What to produce —
All lines from the one containing "What's the underlying" through the last line of the listing below are to be copied exactly. Exclude the pictures.

════════════════

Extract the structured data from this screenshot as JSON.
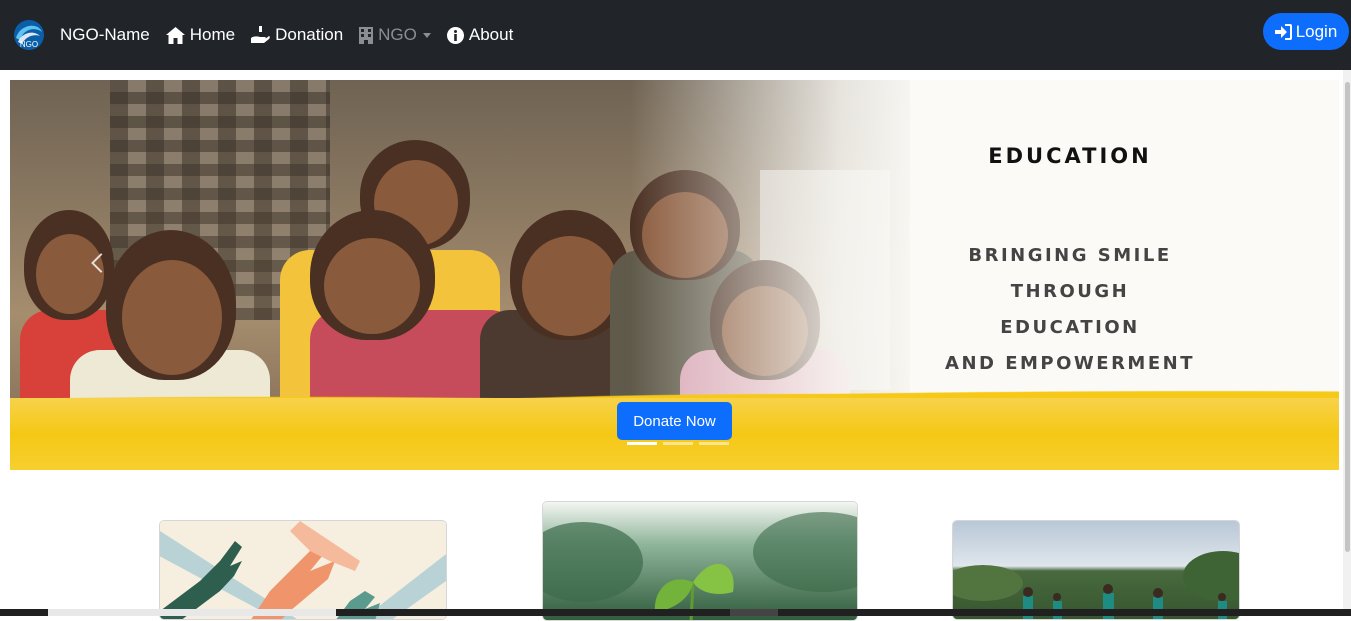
{
  "navbar": {
    "brand": {
      "logo_text": "NGO",
      "name": "NGO-Name"
    },
    "items": [
      {
        "label": "Home",
        "icon": "home-icon"
      },
      {
        "label": "Donation",
        "icon": "hand-holding-heart-icon"
      },
      {
        "label": "NGO",
        "icon": "building-icon",
        "state": "disabled",
        "dropdown": true
      },
      {
        "label": "About",
        "icon": "info-circle-icon"
      }
    ],
    "login": {
      "label": "Login",
      "icon": "sign-in-icon"
    }
  },
  "hero": {
    "title": "EDUCATION",
    "subtitle_lines": [
      "BRINGING SMILE",
      "THROUGH EDUCATION",
      "AND EMPOWERMENT"
    ],
    "cta_label": "Donate Now",
    "slide_count": 3,
    "active_slide": 1
  },
  "colors": {
    "navbar_bg": "#212529",
    "primary": "#0d6efd",
    "accent_yellow": "#f5c816"
  }
}
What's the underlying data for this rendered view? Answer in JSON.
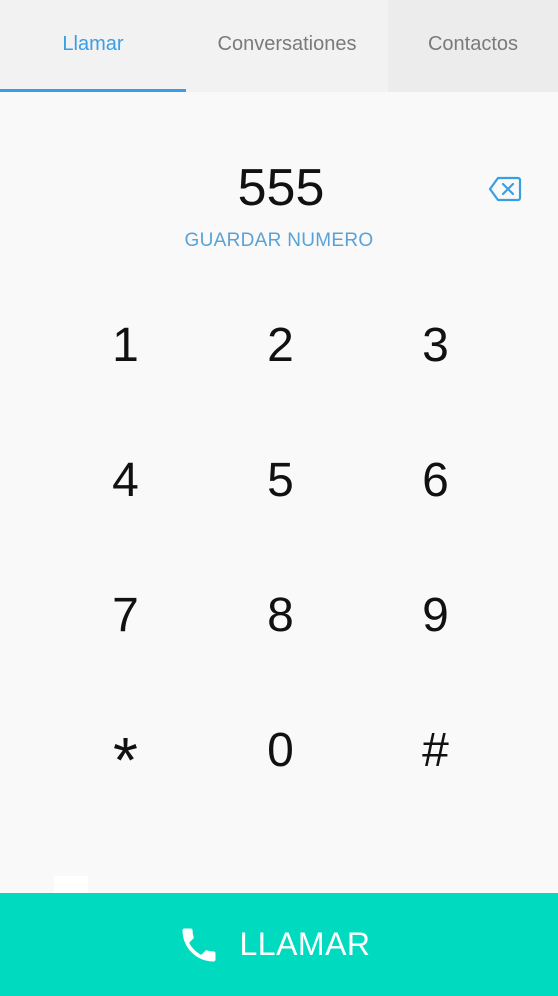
{
  "tabs": [
    {
      "label": "Llamar",
      "active": true
    },
    {
      "label": "Conversationes",
      "active": false
    },
    {
      "label": "Contactos",
      "active": false
    }
  ],
  "dialer": {
    "number": "555",
    "save_label": "GUARDAR NUMERO",
    "backspace_icon": "backspace-icon"
  },
  "keypad": {
    "keys": [
      "1",
      "2",
      "3",
      "4",
      "5",
      "6",
      "7",
      "8",
      "9",
      "*",
      "0",
      "#"
    ]
  },
  "call_button": {
    "label": "LLAMAR",
    "icon": "phone-icon"
  },
  "colors": {
    "accent": "#3a9ee6",
    "call_bar": "#00dbc0",
    "save_link": "#5aa2d6"
  }
}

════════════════

Your solution —
What's the underlying data for this rendered view? Answer in JSON.
{
  "tabs": [
    {
      "label": "Llamar",
      "active": true
    },
    {
      "label": "Conversationes",
      "active": false
    },
    {
      "label": "Contactos",
      "active": false
    }
  ],
  "dialer": {
    "number": "555",
    "save_label": "GUARDAR NUMERO",
    "backspace_icon": "backspace-icon"
  },
  "keypad": {
    "keys": [
      "1",
      "2",
      "3",
      "4",
      "5",
      "6",
      "7",
      "8",
      "9",
      "*",
      "0",
      "#"
    ]
  },
  "call_button": {
    "label": "LLAMAR",
    "icon": "phone-icon"
  },
  "colors": {
    "accent": "#3a9ee6",
    "call_bar": "#00dbc0",
    "save_link": "#5aa2d6"
  }
}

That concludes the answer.